After harvesting, the wheat undergoes further processing, including cleaning, drying, and storage. Cleaning removes impurities such as chaff and debris, while drying ensures that the grain's moisture content is within the acceptable range to prevent spoilage during storage.

Global Significance

Wheat is a global commodity, with major producing countries including China, India, Russia, and the United States. The grain serves as a staple food for a significant portion of the world's population, contributing to diets in various forms, including bread, pasta, and cereals.

Wheat cultivation is a complex yet rewarding endeavor that requires careful consideration of various factors, from selecting the right variety to managing pests and diseases. As a fundamental crop with a rich history, wheat continues to play a vital role in ensuring food security for billions of people worldwide. Ongoing research and technological advancements promise to further enhance the sustainability and productivity of wheat cultivation, ensuring its continued importance in the future of agriculture.

Wheat cultivation has been a cornerstone of human civilization for thousands of years, providing a staple food source for a significant portion of the global population. With its adaptability to various climates and the versatility of its products, wheat remains a crucial crop in today's agricultural landscape. This article explores the key aspects of wheat cultivation, from the selection of suitable varieties to the harvesting and processing of this essential cereal grain.

Choosing the Right Variety:

One of the critical factors in successful wheat cultivation is selecting the right variety for a specific region. Different wheat varieties thrive in distinct climatic conditions, and choosing the wrong one can significantly impact yields.

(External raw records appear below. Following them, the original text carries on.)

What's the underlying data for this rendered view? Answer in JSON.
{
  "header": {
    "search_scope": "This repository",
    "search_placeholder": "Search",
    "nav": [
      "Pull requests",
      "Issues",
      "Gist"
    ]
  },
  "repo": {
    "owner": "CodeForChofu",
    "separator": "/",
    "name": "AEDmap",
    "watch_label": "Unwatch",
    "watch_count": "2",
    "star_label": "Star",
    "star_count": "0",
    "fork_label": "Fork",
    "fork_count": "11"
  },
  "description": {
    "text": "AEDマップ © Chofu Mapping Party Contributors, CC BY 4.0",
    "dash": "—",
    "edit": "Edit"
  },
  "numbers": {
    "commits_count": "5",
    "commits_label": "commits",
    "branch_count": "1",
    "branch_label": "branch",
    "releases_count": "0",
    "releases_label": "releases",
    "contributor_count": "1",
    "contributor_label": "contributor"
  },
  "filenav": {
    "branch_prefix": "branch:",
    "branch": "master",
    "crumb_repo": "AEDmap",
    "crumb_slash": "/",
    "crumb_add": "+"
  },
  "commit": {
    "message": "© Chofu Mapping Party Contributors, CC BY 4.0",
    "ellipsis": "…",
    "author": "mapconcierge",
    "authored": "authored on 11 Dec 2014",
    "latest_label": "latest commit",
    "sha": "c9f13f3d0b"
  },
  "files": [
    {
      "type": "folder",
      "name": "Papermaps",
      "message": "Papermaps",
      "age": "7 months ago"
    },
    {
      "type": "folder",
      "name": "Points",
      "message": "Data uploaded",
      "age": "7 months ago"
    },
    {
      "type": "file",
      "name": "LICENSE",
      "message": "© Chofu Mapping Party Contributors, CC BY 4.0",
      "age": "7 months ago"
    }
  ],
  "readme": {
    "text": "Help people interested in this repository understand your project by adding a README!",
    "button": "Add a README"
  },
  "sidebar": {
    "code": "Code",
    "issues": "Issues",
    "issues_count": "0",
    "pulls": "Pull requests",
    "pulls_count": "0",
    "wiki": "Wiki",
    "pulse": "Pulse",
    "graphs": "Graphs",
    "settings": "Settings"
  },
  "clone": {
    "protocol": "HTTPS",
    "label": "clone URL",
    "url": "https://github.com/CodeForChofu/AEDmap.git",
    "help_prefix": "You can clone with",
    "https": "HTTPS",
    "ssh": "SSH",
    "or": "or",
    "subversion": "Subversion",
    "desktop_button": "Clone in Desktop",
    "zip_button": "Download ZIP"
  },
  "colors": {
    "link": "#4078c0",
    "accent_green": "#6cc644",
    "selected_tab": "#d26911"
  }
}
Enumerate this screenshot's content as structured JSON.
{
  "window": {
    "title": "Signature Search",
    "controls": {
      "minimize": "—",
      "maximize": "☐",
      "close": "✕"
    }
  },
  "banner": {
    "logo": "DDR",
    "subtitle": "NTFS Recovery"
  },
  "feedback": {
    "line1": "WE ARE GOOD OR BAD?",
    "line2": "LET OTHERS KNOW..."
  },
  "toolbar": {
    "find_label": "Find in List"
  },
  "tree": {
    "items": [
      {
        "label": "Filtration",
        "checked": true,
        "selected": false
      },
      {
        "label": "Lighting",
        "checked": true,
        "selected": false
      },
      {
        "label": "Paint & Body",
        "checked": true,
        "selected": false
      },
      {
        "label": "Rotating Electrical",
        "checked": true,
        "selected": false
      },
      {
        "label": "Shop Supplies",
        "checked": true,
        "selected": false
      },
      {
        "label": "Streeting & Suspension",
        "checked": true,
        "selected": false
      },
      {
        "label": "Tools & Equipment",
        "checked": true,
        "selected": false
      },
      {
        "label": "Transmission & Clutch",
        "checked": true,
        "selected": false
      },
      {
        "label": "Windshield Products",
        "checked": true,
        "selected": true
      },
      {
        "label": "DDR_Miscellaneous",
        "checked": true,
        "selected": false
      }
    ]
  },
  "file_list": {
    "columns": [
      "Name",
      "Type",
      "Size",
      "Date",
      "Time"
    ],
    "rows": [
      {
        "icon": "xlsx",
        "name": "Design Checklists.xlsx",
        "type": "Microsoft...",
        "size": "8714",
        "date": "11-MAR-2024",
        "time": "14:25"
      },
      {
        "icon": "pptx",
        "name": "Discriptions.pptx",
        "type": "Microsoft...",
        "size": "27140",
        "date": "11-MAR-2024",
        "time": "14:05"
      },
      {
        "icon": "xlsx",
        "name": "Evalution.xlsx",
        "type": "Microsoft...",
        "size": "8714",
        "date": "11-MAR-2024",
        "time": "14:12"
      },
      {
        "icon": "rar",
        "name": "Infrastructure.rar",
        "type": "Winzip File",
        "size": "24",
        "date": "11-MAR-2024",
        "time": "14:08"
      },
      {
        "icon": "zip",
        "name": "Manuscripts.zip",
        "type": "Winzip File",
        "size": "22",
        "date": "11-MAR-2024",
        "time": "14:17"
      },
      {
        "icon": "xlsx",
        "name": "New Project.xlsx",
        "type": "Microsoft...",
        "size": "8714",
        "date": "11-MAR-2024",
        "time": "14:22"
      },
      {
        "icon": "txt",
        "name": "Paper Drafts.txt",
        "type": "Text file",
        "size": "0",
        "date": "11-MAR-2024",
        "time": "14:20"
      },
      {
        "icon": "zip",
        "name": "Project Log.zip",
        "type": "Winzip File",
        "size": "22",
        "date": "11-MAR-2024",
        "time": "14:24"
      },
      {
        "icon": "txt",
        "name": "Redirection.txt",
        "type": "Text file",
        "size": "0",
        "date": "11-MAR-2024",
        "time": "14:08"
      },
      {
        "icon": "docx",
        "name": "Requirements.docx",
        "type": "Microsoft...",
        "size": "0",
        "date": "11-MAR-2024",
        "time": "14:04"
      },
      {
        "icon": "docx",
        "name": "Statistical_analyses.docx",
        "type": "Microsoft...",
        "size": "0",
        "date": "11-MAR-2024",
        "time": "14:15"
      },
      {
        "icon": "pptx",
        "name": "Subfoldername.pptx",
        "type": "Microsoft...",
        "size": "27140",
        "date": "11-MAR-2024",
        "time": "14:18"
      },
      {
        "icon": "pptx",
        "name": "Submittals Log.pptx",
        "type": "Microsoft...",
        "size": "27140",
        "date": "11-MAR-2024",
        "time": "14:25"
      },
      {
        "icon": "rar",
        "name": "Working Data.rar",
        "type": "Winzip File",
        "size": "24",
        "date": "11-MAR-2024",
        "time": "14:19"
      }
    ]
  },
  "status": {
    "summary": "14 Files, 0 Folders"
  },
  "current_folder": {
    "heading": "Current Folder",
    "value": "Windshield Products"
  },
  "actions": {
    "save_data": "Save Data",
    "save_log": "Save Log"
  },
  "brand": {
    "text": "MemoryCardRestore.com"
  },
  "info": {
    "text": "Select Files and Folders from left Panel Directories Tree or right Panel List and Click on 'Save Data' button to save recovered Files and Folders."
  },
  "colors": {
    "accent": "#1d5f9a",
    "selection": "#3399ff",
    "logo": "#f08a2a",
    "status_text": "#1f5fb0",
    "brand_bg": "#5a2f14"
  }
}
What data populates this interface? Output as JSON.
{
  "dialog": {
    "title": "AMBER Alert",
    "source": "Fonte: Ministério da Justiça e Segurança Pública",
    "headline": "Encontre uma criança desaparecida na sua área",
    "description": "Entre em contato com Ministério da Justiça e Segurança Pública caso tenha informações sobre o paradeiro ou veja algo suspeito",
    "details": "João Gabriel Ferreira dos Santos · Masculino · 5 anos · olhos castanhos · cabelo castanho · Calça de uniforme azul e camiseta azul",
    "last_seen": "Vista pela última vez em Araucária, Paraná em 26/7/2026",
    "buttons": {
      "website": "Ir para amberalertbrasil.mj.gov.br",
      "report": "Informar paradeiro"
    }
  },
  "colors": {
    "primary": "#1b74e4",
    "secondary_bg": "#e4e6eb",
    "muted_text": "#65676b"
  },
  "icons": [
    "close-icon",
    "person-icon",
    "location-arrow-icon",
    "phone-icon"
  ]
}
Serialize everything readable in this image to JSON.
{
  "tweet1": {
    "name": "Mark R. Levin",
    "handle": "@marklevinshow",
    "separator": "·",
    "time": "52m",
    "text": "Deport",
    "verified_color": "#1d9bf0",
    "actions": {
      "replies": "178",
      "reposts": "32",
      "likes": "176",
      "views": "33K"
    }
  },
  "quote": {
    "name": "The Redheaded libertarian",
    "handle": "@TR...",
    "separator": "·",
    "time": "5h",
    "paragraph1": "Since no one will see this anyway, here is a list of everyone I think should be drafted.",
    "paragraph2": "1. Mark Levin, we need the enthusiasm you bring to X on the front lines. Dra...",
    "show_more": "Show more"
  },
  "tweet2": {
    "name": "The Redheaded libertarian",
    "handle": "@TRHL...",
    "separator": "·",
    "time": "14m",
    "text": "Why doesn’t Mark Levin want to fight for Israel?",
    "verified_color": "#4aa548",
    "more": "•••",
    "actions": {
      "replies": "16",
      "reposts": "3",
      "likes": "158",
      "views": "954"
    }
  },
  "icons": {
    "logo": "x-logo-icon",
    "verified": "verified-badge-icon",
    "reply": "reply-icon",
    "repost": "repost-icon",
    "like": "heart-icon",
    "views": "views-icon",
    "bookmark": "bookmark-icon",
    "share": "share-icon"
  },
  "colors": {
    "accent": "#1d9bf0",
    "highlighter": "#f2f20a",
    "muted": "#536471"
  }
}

Farmers consider factors such as temperature, soil type, and precipitation levels when deciding on a wheat variety. Modern breeding techniques have led to the development of high-yielding and disease-resistant wheat varieties, contributing to improved crop productivity.

Pre-Planting Preparations:

Before sowing wheat, proper land preparation is essential. Farmers engage in activities such as plowing and harrowing to ensure a well-aerated and weed-free soil bed. Wheat prefers well-drained soils with a slightly acidic to neutral pH. Additionally, the application of fertilizers containing nitrogen, phosphorus, and potassium is crucial to meet the crop's nutritional requirements. Soil testing helps determine the specific nutrient needs for a particular field, allowing for targeted fertilization.

Sowing and Germination:

Wheat is typically sown in the fall or late winter, depending on the region. The timing of planting is crucial, as it affects the crop's development and yield. Wheat seeds are broadcasted or drilled into the soil, and adequate seed spacing is maintained to ensure optimal growth. Germination usually occurs within a few weeks, and the emerging seedlings enter the tillering stage, during which multiple shoots develop from a single seed.

Crop Management:

Managing wheat crops involves monitoring for pests, diseases, and nutrient deficiencies. Common pests include aphids, armyworms, and Hessian flies, while diseases such as rust and powdery mildew can affect plant health. Integrated pest management (IPM) practices, including the use of resistant varieties and judicious application of pesticides, help mitigate these risks. Proper irrigation is critical, and advancements in precision agriculture have enabled farmers to optimize water usage, conserving resources while ensuring crop health.

Maturation and Harvesting:

As wheat plants mature, they enter the reproductive stage, marked by the development of grain heads. The timing of harvesting is crucial to ensure maximum grain quality and yield. Modern combine harvesters efficiently cut and thresh the wheat, separating the grain from the straw. The harvested wheat undergoes drying to reduce moisture levels, preventing mold growth during storage.

Post-Harvest Processing:

After harvesting, the wheat undergoes post-harvest processing to transform it into various products. The grains can be milled into flour for baking or processed into semolina for pasta production. Innovations in milling technology have improved efficiency and product quality, contributing to the diverse range of wheat-based foods available globally.